A helicopter tour of Manhattan is a must-do activity for many visitors to New York City. But residents who live along the Hudson River, which runs between New Jersey and the most scenic parts of the city, are renewing their decades-long attempt to bring a halt to such tours. Citing noise from low-flying helicopters as reducing their quality of life, citizens who live and work near the Hudson are receiving support for banning such operations from a variety of officials and politicians, including U.S. Sen. Robert Menendez of New Jersey.
"There's simply too much helicopter traffic and not enough oversight," said Menendez during a meeting with waterfront residents in Hoboken that was repeatedly interrupted by the sounds of passing helicopters. "Since the industry has been unresponsive and the governmental agencies don't seem to have the wherewithal to get this done, we will."
Each year, tourist help pump millions of dollars into the New York and New Jersey economies in order to see views like this one taken along the Hudson River just west of Lower Manhattan.

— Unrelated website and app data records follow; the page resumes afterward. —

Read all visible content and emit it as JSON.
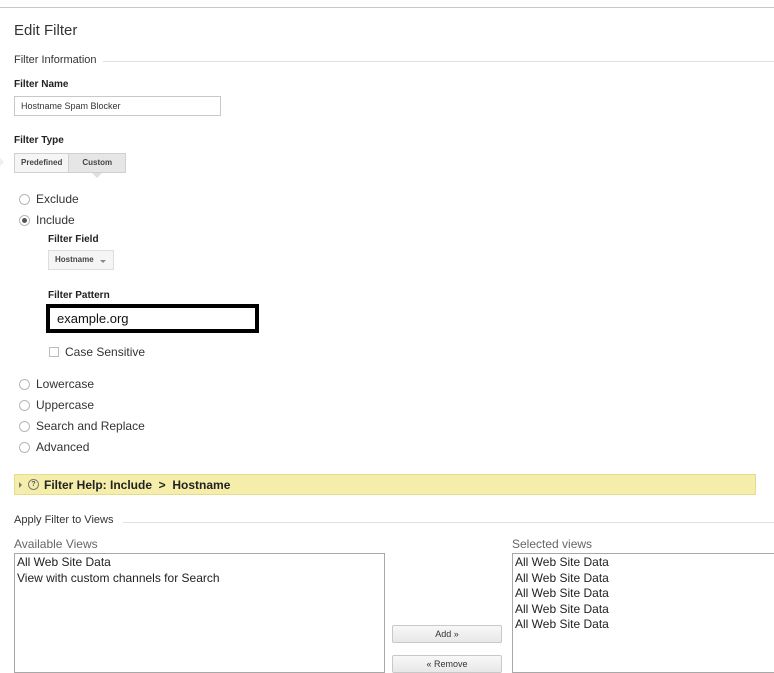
{
  "page": {
    "title": "Edit Filter"
  },
  "filter_information": {
    "section_title": "Filter Information",
    "filter_name_label": "Filter Name",
    "filter_name_value": "Hostname Spam Blocker",
    "filter_type_label": "Filter Type",
    "filter_type_tabs": [
      {
        "label": "Predefined",
        "selected": false
      },
      {
        "label": "Custom",
        "selected": true
      }
    ],
    "radio_options": {
      "exclude": {
        "label": "Exclude",
        "checked": false
      },
      "include": {
        "label": "Include",
        "checked": true
      },
      "lowercase": {
        "label": "Lowercase",
        "checked": false
      },
      "uppercase": {
        "label": "Uppercase",
        "checked": false
      },
      "search_replace": {
        "label": "Search and Replace",
        "checked": false
      },
      "advanced": {
        "label": "Advanced",
        "checked": false
      }
    },
    "filter_field_label": "Filter Field",
    "filter_field_value": "Hostname",
    "filter_pattern_label": "Filter Pattern",
    "filter_pattern_value": "example.org",
    "case_sensitive_label": "Case Sensitive",
    "case_sensitive_checked": false
  },
  "filter_help": {
    "text": "Filter Help: Include  >  Hostname",
    "icon": "question-circle-icon"
  },
  "apply_to_views": {
    "section_title": "Apply Filter to Views",
    "available_label": "Available Views",
    "available_views": [
      "All Web Site Data",
      "View with custom channels for Search"
    ],
    "selected_label": "Selected views",
    "selected_views": [
      "All Web Site Data",
      "All Web Site Data",
      "All Web Site Data",
      "All Web Site Data",
      "All Web Site Data"
    ],
    "add_button": "Add »",
    "remove_button": "« Remove"
  },
  "colors": {
    "help_bar_bg": "#f5eeaa",
    "pattern_border": "#000000"
  }
}
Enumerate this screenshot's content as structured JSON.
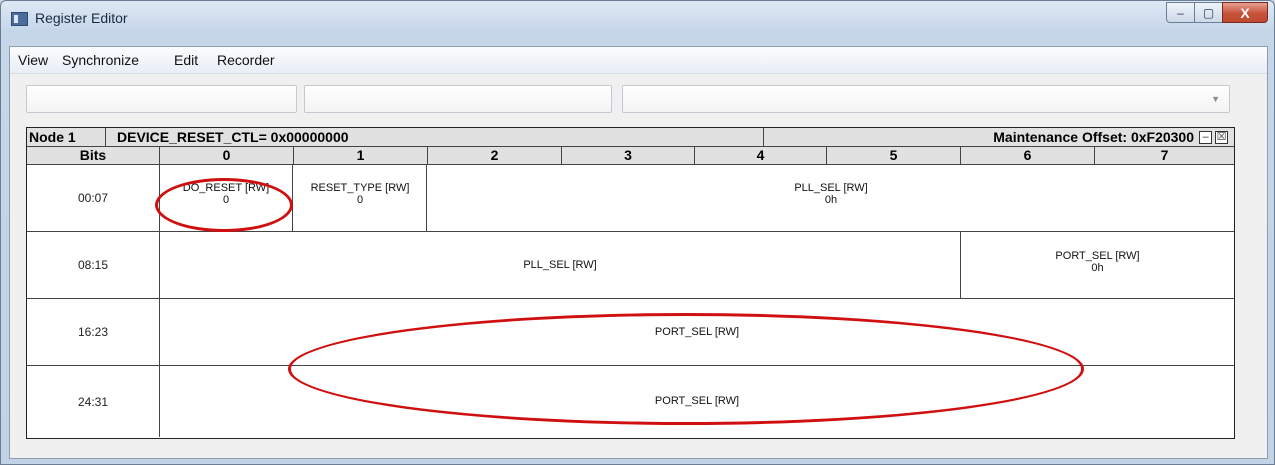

Area residents, however, want helicopter tours to cease, citing near-constant noise on both shorelines. Photo by Ernie Stephens
Jeff Smith, the vice president of the Eastern Regional Helicopter Council, cited a study his organization commissioned that shows the helicopter tourism industry generates in excess of $33 million in economic activity each year, while supporting hundreds of local job.
"Our helicopter owners remain committed to working collaboratively with local officials to find reasonable solution that don't strip New York and New Jersey of hundreds of jobs, millions of dollars in revenue, and vital emergency response services," said Smith in a formal statement.
Menendez told meeting attendees that if New York City officials who oversee the city's heliports, and the operators who fly out of them, do not rectify the situation, he will push for legislation banning helicopter tours in the area altogether.